EXERCISE PROMPT: Write out the whole listing again, exactly.

DATASET RECORDS:
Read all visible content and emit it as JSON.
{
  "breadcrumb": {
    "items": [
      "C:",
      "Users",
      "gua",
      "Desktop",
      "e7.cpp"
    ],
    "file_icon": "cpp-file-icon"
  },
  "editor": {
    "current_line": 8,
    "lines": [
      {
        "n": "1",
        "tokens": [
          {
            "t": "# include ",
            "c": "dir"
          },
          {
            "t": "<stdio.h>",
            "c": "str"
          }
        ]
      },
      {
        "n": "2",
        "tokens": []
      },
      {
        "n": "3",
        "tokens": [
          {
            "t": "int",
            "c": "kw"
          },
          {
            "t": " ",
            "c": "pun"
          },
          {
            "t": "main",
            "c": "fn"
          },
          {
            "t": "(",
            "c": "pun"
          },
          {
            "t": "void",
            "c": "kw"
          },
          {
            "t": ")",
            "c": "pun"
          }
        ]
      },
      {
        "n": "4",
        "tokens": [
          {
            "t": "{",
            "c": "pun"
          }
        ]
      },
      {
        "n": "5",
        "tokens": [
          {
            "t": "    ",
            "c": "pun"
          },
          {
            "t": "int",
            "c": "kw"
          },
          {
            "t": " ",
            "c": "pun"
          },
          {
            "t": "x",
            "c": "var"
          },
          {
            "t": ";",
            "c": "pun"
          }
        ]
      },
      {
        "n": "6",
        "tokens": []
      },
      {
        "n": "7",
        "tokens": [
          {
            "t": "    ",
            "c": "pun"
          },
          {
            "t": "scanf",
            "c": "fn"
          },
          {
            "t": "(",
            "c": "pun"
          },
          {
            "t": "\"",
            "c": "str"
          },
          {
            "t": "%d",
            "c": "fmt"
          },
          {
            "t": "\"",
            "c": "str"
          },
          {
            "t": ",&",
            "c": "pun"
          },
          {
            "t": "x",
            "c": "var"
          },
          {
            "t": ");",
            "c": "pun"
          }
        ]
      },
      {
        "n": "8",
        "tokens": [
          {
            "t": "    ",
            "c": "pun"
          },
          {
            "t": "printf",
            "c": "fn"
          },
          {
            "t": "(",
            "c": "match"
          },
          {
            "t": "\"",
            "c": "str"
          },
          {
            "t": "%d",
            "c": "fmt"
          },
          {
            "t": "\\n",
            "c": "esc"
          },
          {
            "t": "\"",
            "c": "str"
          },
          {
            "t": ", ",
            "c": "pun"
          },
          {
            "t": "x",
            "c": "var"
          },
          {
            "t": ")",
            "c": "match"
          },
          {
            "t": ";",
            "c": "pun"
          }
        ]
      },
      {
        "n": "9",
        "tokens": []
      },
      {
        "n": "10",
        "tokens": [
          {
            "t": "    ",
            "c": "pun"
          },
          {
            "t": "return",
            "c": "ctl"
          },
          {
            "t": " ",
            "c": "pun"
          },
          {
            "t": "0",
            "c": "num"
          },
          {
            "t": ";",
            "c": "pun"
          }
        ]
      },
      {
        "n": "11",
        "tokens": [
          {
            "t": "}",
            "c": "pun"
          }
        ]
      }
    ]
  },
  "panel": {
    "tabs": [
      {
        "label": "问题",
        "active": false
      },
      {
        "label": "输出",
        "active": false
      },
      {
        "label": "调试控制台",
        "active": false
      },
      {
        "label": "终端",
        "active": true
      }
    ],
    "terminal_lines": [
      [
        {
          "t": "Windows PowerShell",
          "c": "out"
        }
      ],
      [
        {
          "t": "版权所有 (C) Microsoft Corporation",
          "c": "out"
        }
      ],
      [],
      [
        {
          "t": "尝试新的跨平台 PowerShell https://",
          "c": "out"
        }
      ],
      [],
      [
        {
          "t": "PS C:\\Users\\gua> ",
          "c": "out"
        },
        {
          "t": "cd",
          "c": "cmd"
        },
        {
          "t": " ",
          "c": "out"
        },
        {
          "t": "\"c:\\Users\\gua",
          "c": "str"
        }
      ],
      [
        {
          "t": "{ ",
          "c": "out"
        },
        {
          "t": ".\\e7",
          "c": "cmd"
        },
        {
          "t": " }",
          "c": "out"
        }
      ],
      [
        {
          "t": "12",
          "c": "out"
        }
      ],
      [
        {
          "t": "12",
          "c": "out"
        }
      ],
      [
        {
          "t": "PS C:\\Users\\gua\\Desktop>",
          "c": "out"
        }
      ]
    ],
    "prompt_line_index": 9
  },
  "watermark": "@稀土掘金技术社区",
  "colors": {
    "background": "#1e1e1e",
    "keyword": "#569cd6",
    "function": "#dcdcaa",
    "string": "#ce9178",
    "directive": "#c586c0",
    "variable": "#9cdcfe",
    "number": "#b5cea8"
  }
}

EXERCISE SOLUTION:
Read all visible content and emit it as JSON.
{
  "breadcrumb": {
    "items": [
      "C:",
      "Users",
      "gua",
      "Desktop",
      "e7.cpp"
    ],
    "file_icon": "cpp-file-icon"
  },
  "editor": {
    "current_line": 8,
    "lines": [
      {
        "n": "1",
        "tokens": [
          {
            "t": "# include ",
            "c": "dir"
          },
          {
            "t": "<stdio.h>",
            "c": "str"
          }
        ]
      },
      {
        "n": "2",
        "tokens": []
      },
      {
        "n": "3",
        "tokens": [
          {
            "t": "int",
            "c": "kw"
          },
          {
            "t": " ",
            "c": "pun"
          },
          {
            "t": "main",
            "c": "fn"
          },
          {
            "t": "(",
            "c": "pun"
          },
          {
            "t": "void",
            "c": "kw"
          },
          {
            "t": ")",
            "c": "pun"
          }
        ]
      },
      {
        "n": "4",
        "tokens": [
          {
            "t": "{",
            "c": "pun"
          }
        ]
      },
      {
        "n": "5",
        "tokens": [
          {
            "t": "    ",
            "c": "pun"
          },
          {
            "t": "int",
            "c": "kw"
          },
          {
            "t": " ",
            "c": "pun"
          },
          {
            "t": "x",
            "c": "var"
          },
          {
            "t": ";",
            "c": "pun"
          }
        ]
      },
      {
        "n": "6",
        "tokens": []
      },
      {
        "n": "7",
        "tokens": [
          {
            "t": "    ",
            "c": "pun"
          },
          {
            "t": "scanf",
            "c": "fn"
          },
          {
            "t": "(",
            "c": "pun"
          },
          {
            "t": "\"",
            "c": "str"
          },
          {
            "t": "%d",
            "c": "fmt"
          },
          {
            "t": "\"",
            "c": "str"
          },
          {
            "t": ",&",
            "c": "pun"
          },
          {
            "t": "x",
            "c": "var"
          },
          {
            "t": ");",
            "c": "pun"
          }
        ]
      },
      {
        "n": "8",
        "tokens": [
          {
            "t": "    ",
            "c": "pun"
          },
          {
            "t": "printf",
            "c": "fn"
          },
          {
            "t": "(",
            "c": "match"
          },
          {
            "t": "\"",
            "c": "str"
          },
          {
            "t": "%d",
            "c": "fmt"
          },
          {
            "t": "\\n",
            "c": "esc"
          },
          {
            "t": "\"",
            "c": "str"
          },
          {
            "t": ", ",
            "c": "pun"
          },
          {
            "t": "x",
            "c": "var"
          },
          {
            "t": ")",
            "c": "match"
          },
          {
            "t": ";",
            "c": "pun"
          }
        ]
      },
      {
        "n": "9",
        "tokens": []
      },
      {
        "n": "10",
        "tokens": [
          {
            "t": "    ",
            "c": "pun"
          },
          {
            "t": "return",
            "c": "ctl"
          },
          {
            "t": " ",
            "c": "pun"
          },
          {
            "t": "0",
            "c": "num"
          },
          {
            "t": ";",
            "c": "pun"
          }
        ]
      },
      {
        "n": "11",
        "tokens": [
          {
            "t": "}",
            "c": "pun"
          }
        ]
      }
    ]
  },
  "panel": {
    "tabs": [
      {
        "label": "问题",
        "active": false
      },
      {
        "label": "输出",
        "active": false
      },
      {
        "label": "调试控制台",
        "active": false
      },
      {
        "label": "终端",
        "active": true
      }
    ],
    "terminal_lines": [
      [
        {
          "t": "Windows PowerShell",
          "c": "out"
        }
      ],
      [
        {
          "t": "版权所有 (C) Microsoft Corporation",
          "c": "out"
        }
      ],
      [],
      [
        {
          "t": "尝试新的跨平台 PowerShell https://",
          "c": "out"
        }
      ],
      [],
      [
        {
          "t": "PS C:\\Users\\gua> ",
          "c": "out"
        },
        {
          "t": "cd",
          "c": "cmd"
        },
        {
          "t": " ",
          "c": "out"
        },
        {
          "t": "\"c:\\Users\\gua",
          "c": "str"
        }
      ],
      [
        {
          "t": "{ ",
          "c": "out"
        },
        {
          "t": ".\\e7",
          "c": "cmd"
        },
        {
          "t": " }",
          "c": "out"
        }
      ],
      [
        {
          "t": "12",
          "c": "out"
        }
      ],
      [
        {
          "t": "12",
          "c": "out"
        }
      ],
      [
        {
          "t": "PS C:\\Users\\gua\\Desktop>",
          "c": "out"
        }
      ]
    ],
    "prompt_line_index": 9
  },
  "watermark": "@稀土掘金技术社区",
  "colors": {
    "background": "#1e1e1e",
    "keyword": "#569cd6",
    "function": "#dcdcaa",
    "string": "#ce9178",
    "directive": "#c586c0",
    "variable": "#9cdcfe",
    "number": "#b5cea8"
  }
}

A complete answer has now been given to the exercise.